▶ GIVEN RECORDS
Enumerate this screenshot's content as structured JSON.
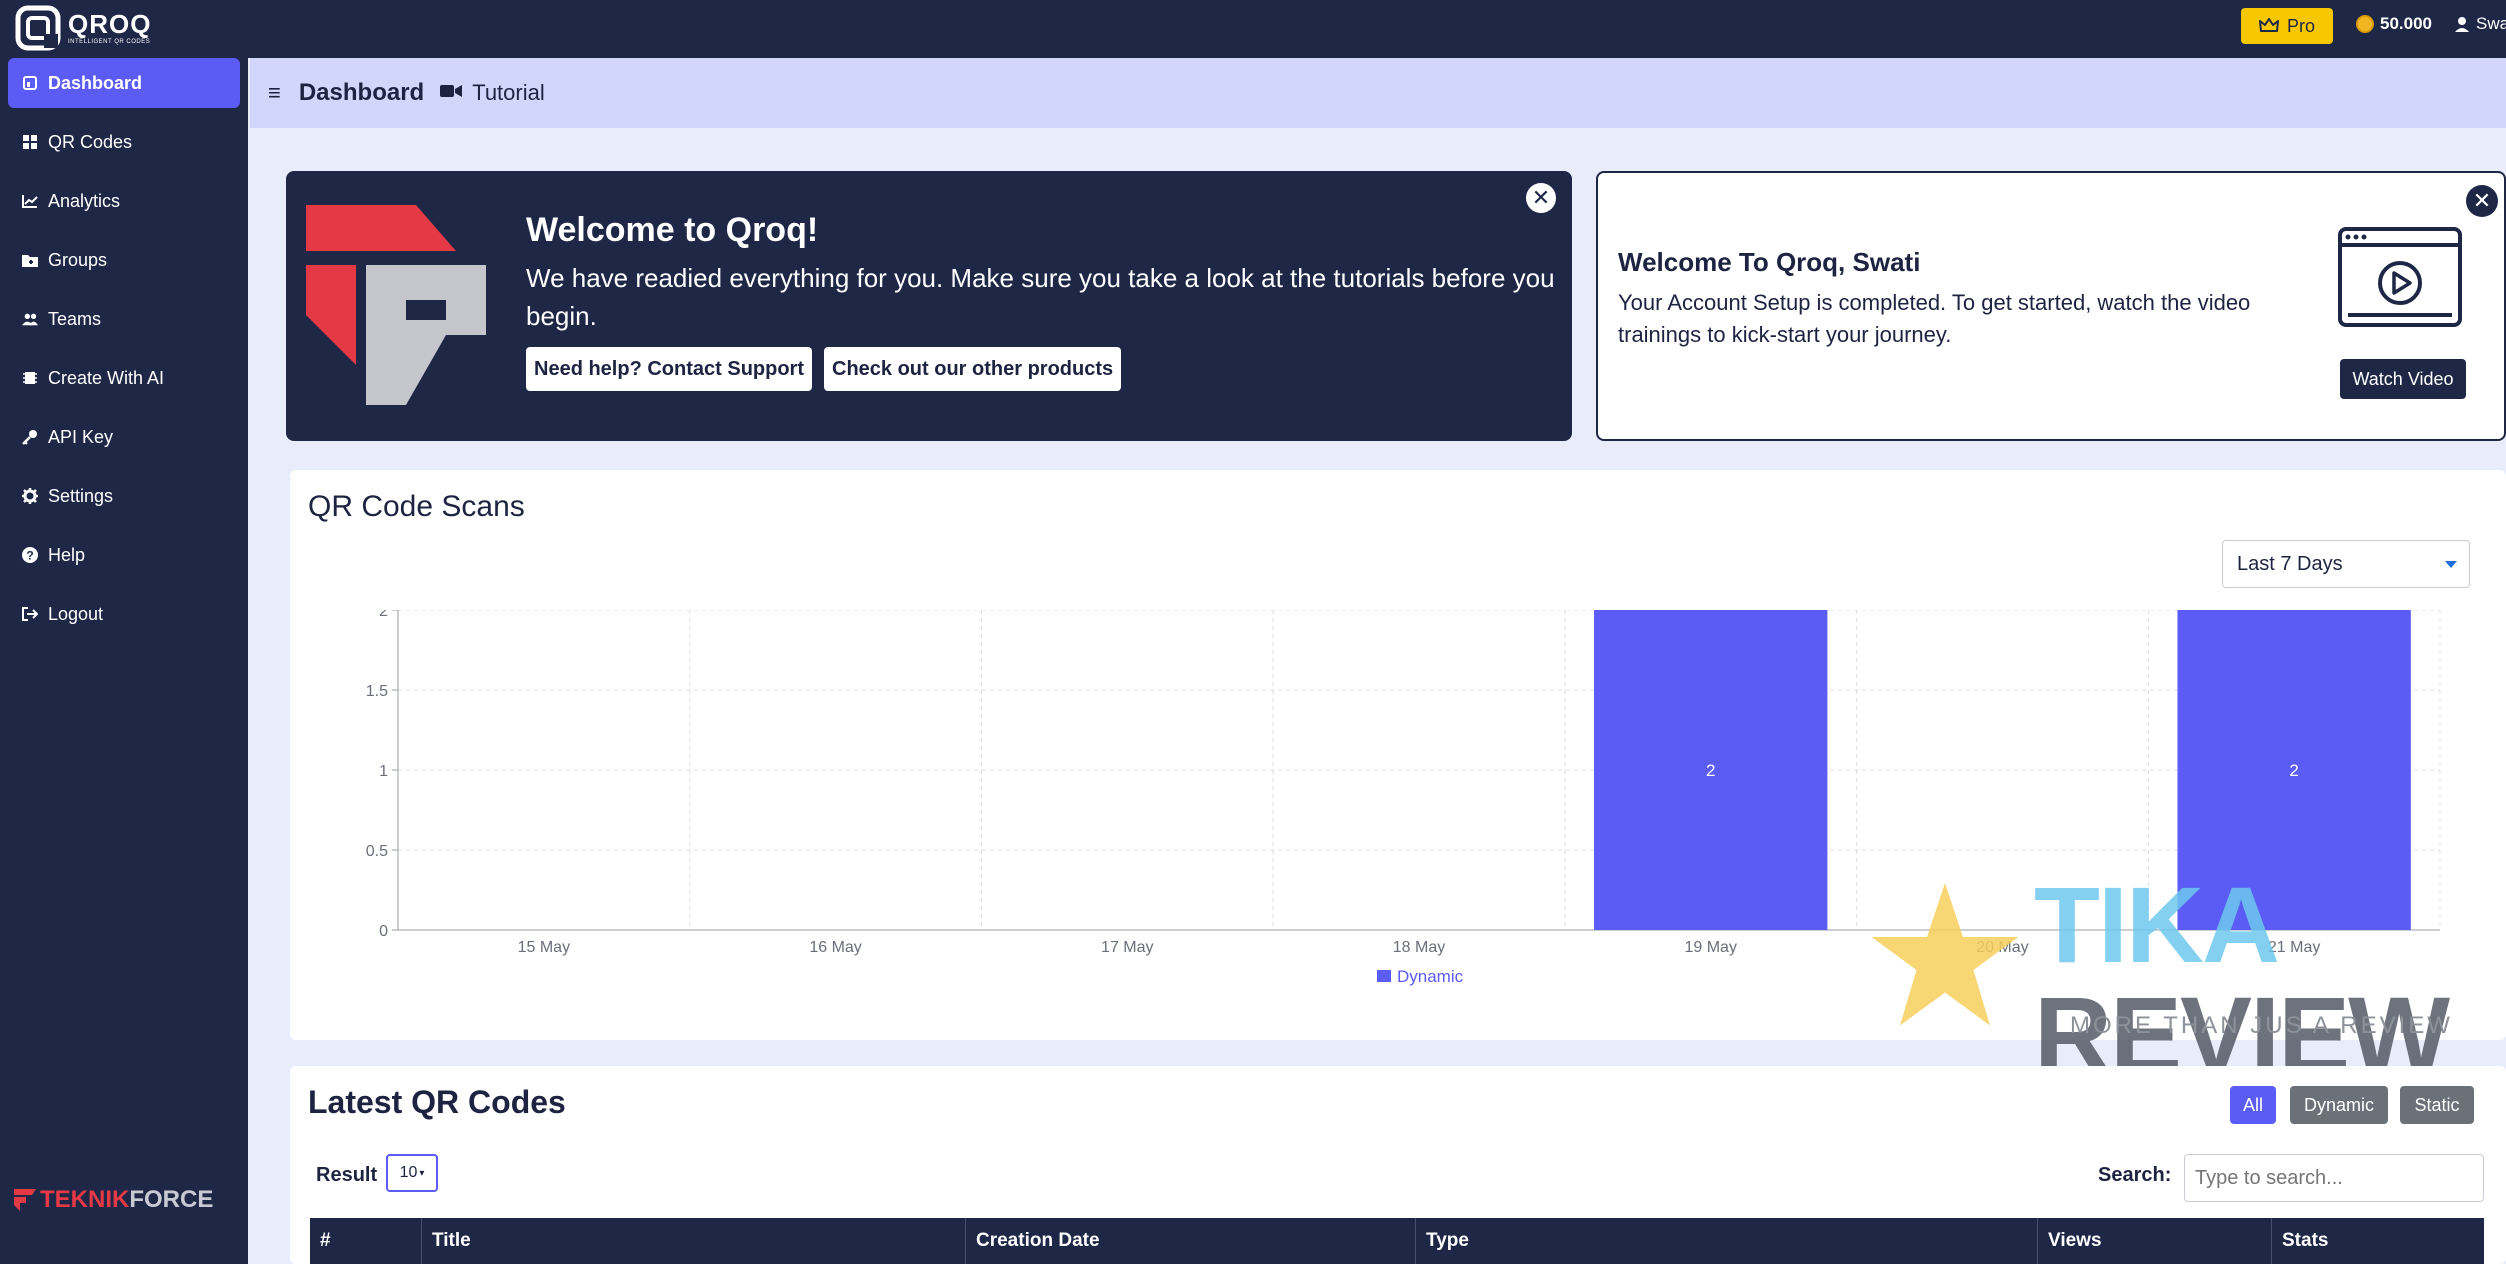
{
  "app": {
    "logo_text": "QROQ",
    "logo_sub": "INTELLIGENT QR CODES",
    "pro_label": "Pro",
    "credits": "50.000",
    "user_name": "Swati"
  },
  "sidebar": {
    "items": [
      {
        "label": "Dashboard",
        "icon": "dashboard-icon"
      },
      {
        "label": "QR Codes",
        "icon": "qr-grid-icon"
      },
      {
        "label": "Analytics",
        "icon": "chart-icon"
      },
      {
        "label": "Groups",
        "icon": "folder-icon"
      },
      {
        "label": "Teams",
        "icon": "users-icon"
      },
      {
        "label": "Create With AI",
        "icon": "chip-icon"
      },
      {
        "label": "API Key",
        "icon": "key-icon"
      },
      {
        "label": "Settings",
        "icon": "gear-icon"
      },
      {
        "label": "Help",
        "icon": "question-icon"
      },
      {
        "label": "Logout",
        "icon": "logout-icon"
      }
    ],
    "footer_brand_red": "TEKNIK",
    "footer_brand_white": "FORCE"
  },
  "header": {
    "title": "Dashboard",
    "tutorial_label": "Tutorial"
  },
  "welcome": {
    "title": "Welcome to Qroq!",
    "text": "We have readied everything for you. Make sure you take a look at the tutorials before you begin.",
    "support_btn": "Need help? Contact Support",
    "products_btn": "Check out our other products"
  },
  "welcome2": {
    "title": "Welcome To Qroq, Swati",
    "text": "Your Account Setup is completed. To get started, watch the video trainings to kick-start your journey.",
    "watch_btn": "Watch Video"
  },
  "scans": {
    "title": "QR Code Scans",
    "range_selected": "Last 7 Days"
  },
  "chart_data": {
    "type": "bar",
    "categories": [
      "15 May",
      "16 May",
      "17 May",
      "18 May",
      "19 May",
      "20 May",
      "21 May"
    ],
    "series": [
      {
        "name": "Dynamic",
        "values": [
          0,
          0,
          0,
          0,
          2,
          0,
          2
        ],
        "color": "#5b5bf6"
      }
    ],
    "ylim": [
      0,
      2
    ],
    "yticks": [
      "0",
      "0.5",
      "1",
      "1.5",
      "2"
    ],
    "data_labels": [
      "",
      "",
      "",
      "",
      "2",
      "",
      "2"
    ],
    "grid": true,
    "legend": "bottom-center"
  },
  "watermark": {
    "title_a": "TIKA",
    "title_b": "REVIEW",
    "subtitle": "MORE THAN JUS A REVIEW"
  },
  "latest": {
    "title": "Latest QR Codes",
    "filters": [
      "All",
      "Dynamic",
      "Static"
    ],
    "result_label": "Result",
    "result_value": "10",
    "search_label": "Search:",
    "search_placeholder": "Type to search...",
    "columns": [
      "#",
      "Title",
      "Creation Date",
      "Type",
      "Views",
      "Stats"
    ]
  },
  "colors": {
    "navy": "#1f2747",
    "accent": "#5b5bf6",
    "pro": "#f7c800",
    "brand_red": "#e63946"
  }
}
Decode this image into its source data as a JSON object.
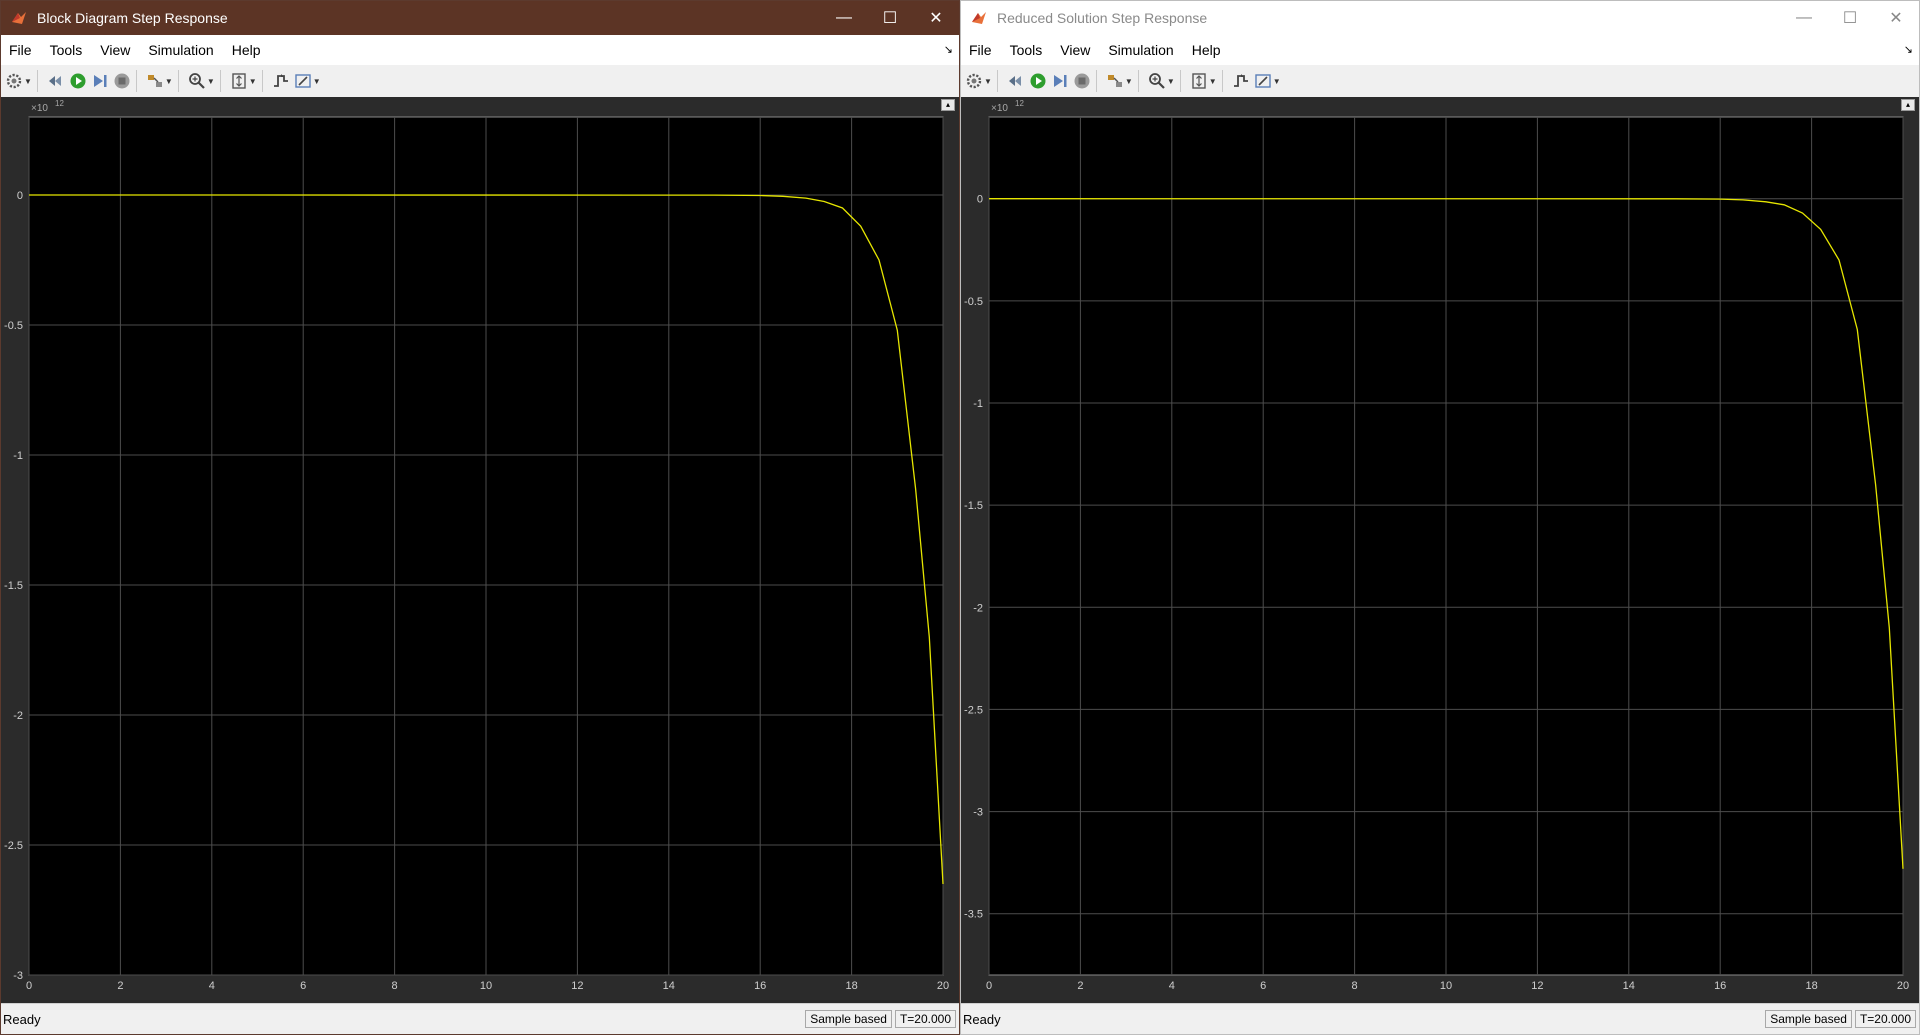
{
  "windows": [
    {
      "title": "Block Diagram Step Response",
      "active": true,
      "menu": [
        "File",
        "Tools",
        "View",
        "Simulation",
        "Help"
      ],
      "status": "Ready",
      "sample_mode": "Sample based",
      "time": "T=20.000",
      "exponent_label": "×10",
      "exponent_power": "12"
    },
    {
      "title": "Reduced Solution Step Response",
      "active": false,
      "menu": [
        "File",
        "Tools",
        "View",
        "Simulation",
        "Help"
      ],
      "status": "Ready",
      "sample_mode": "Sample based",
      "time": "T=20.000",
      "exponent_label": "×10",
      "exponent_power": "12"
    }
  ],
  "toolbar_icons": [
    "settings-icon",
    "restore-icon",
    "run-icon",
    "step-forward-icon",
    "stop-icon",
    "highlight-icon",
    "zoom-icon",
    "scale-axes-icon",
    "triggers-icon",
    "cursor-measurements-icon"
  ],
  "colors": {
    "active_titlebar": "#5c3425",
    "plot_background": "#000000",
    "trace": "#e6e600",
    "grid": "#4d4d4d"
  },
  "chart_data": [
    {
      "type": "line",
      "title": "",
      "xlabel": "",
      "ylabel": "",
      "exponent": "×10^12",
      "xlim": [
        0,
        20
      ],
      "ylim": [
        -3,
        0.3
      ],
      "xticks": [
        0,
        2,
        4,
        6,
        8,
        10,
        12,
        14,
        16,
        18,
        20
      ],
      "yticks": [
        0,
        -0.5,
        -1,
        -1.5,
        -2,
        -2.5,
        -3
      ],
      "ytick_labels": [
        "0",
        "-0.5",
        "-1",
        "-1.5",
        "-2",
        "-2.5",
        "-3"
      ],
      "grid": true,
      "series": [
        {
          "x": [
            0,
            15,
            16,
            16.5,
            17,
            17.4,
            17.8,
            18.2,
            18.6,
            19.0,
            19.4,
            19.7,
            20
          ],
          "y": [
            0,
            -0.0005,
            -0.002,
            -0.005,
            -0.012,
            -0.025,
            -0.05,
            -0.12,
            -0.25,
            -0.52,
            -1.13,
            -1.7,
            -2.65
          ]
        }
      ]
    },
    {
      "type": "line",
      "title": "",
      "xlabel": "",
      "ylabel": "",
      "exponent": "×10^12",
      "xlim": [
        0,
        20
      ],
      "ylim": [
        -3.8,
        0.4
      ],
      "xticks": [
        0,
        2,
        4,
        6,
        8,
        10,
        12,
        14,
        16,
        18,
        20
      ],
      "yticks": [
        0,
        -0.5,
        -1,
        -1.5,
        -2,
        -2.5,
        -3,
        -3.5
      ],
      "ytick_labels": [
        "0",
        "-0.5",
        "-1",
        "-1.5",
        "-2",
        "-2.5",
        "-3",
        "-3.5"
      ],
      "grid": true,
      "series": [
        {
          "x": [
            0,
            15,
            16,
            16.5,
            17,
            17.4,
            17.8,
            18.2,
            18.6,
            19.0,
            19.4,
            19.7,
            20
          ],
          "y": [
            0,
            -0.0005,
            -0.002,
            -0.006,
            -0.015,
            -0.03,
            -0.07,
            -0.15,
            -0.3,
            -0.64,
            -1.4,
            -2.1,
            -3.28
          ]
        }
      ]
    }
  ]
}
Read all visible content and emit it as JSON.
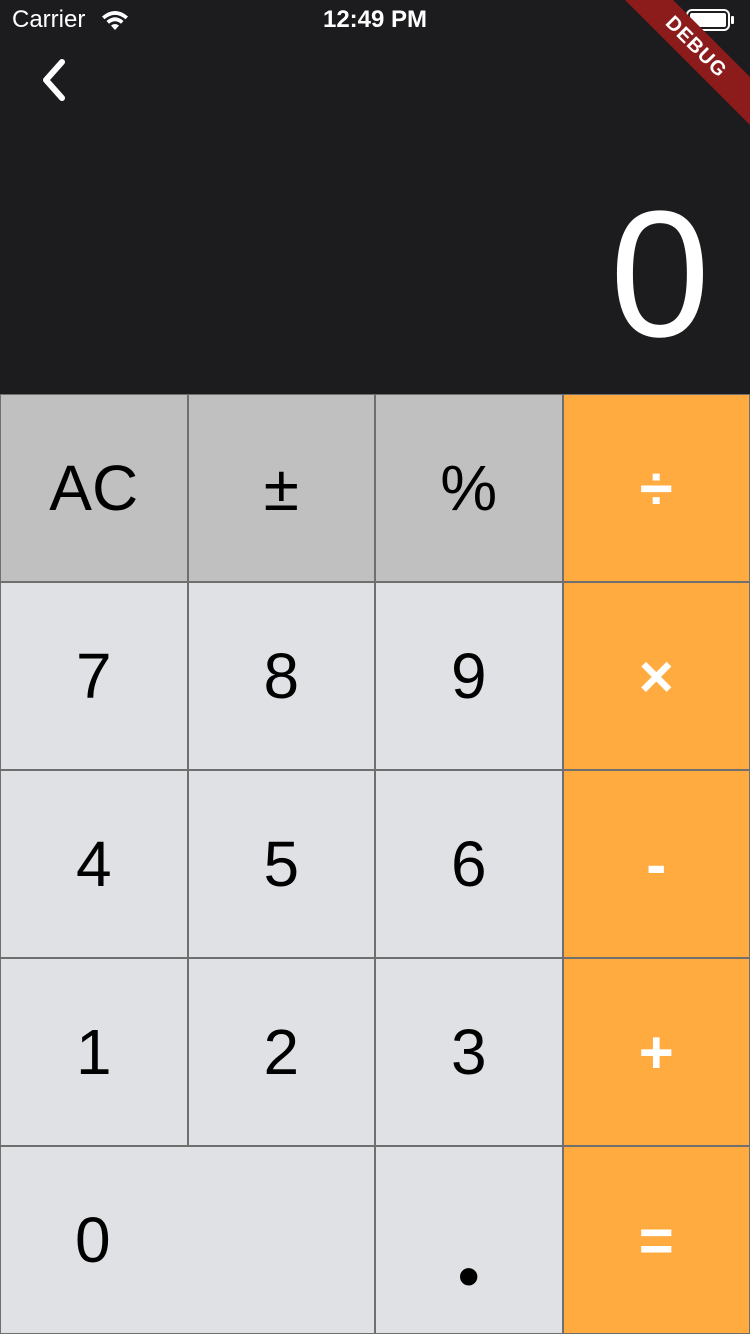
{
  "status_bar": {
    "carrier": "Carrier",
    "time": "12:49 PM",
    "wifi_icon": "wifi-icon",
    "battery_icon": "battery-icon"
  },
  "debug_banner": "DEBUG",
  "nav": {
    "back_icon": "chevron-left-icon"
  },
  "display": {
    "value": "0"
  },
  "colors": {
    "background": "#1c1b1e",
    "function_key": "#c0c0c1",
    "number_key": "#e0e1e5",
    "operator_key": "#ffab40",
    "debug_ribbon": "#8c1c1c"
  },
  "keys": {
    "ac": "AC",
    "plus_minus": "±",
    "percent": "%",
    "divide": "÷",
    "seven": "7",
    "eight": "8",
    "nine": "9",
    "multiply": "×",
    "four": "4",
    "five": "5",
    "six": "6",
    "minus": "-",
    "one": "1",
    "two": "2",
    "three": "3",
    "plus": "+",
    "zero": "0",
    "decimal": "•",
    "equals": "="
  }
}
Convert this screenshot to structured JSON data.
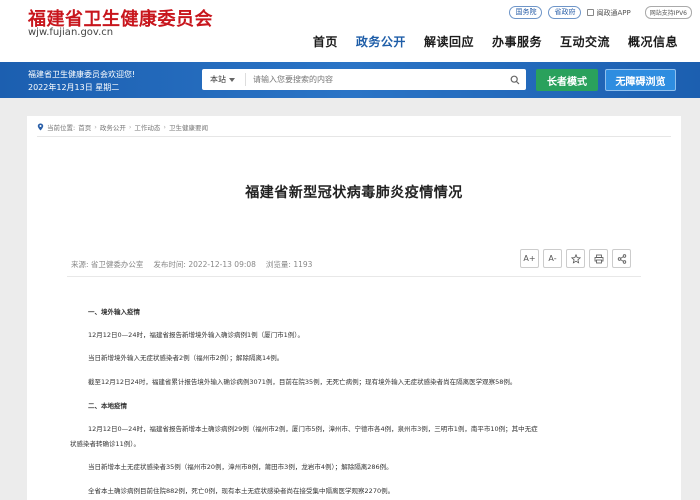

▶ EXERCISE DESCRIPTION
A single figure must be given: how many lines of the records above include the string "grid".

▶ OUTPUT BELOW
5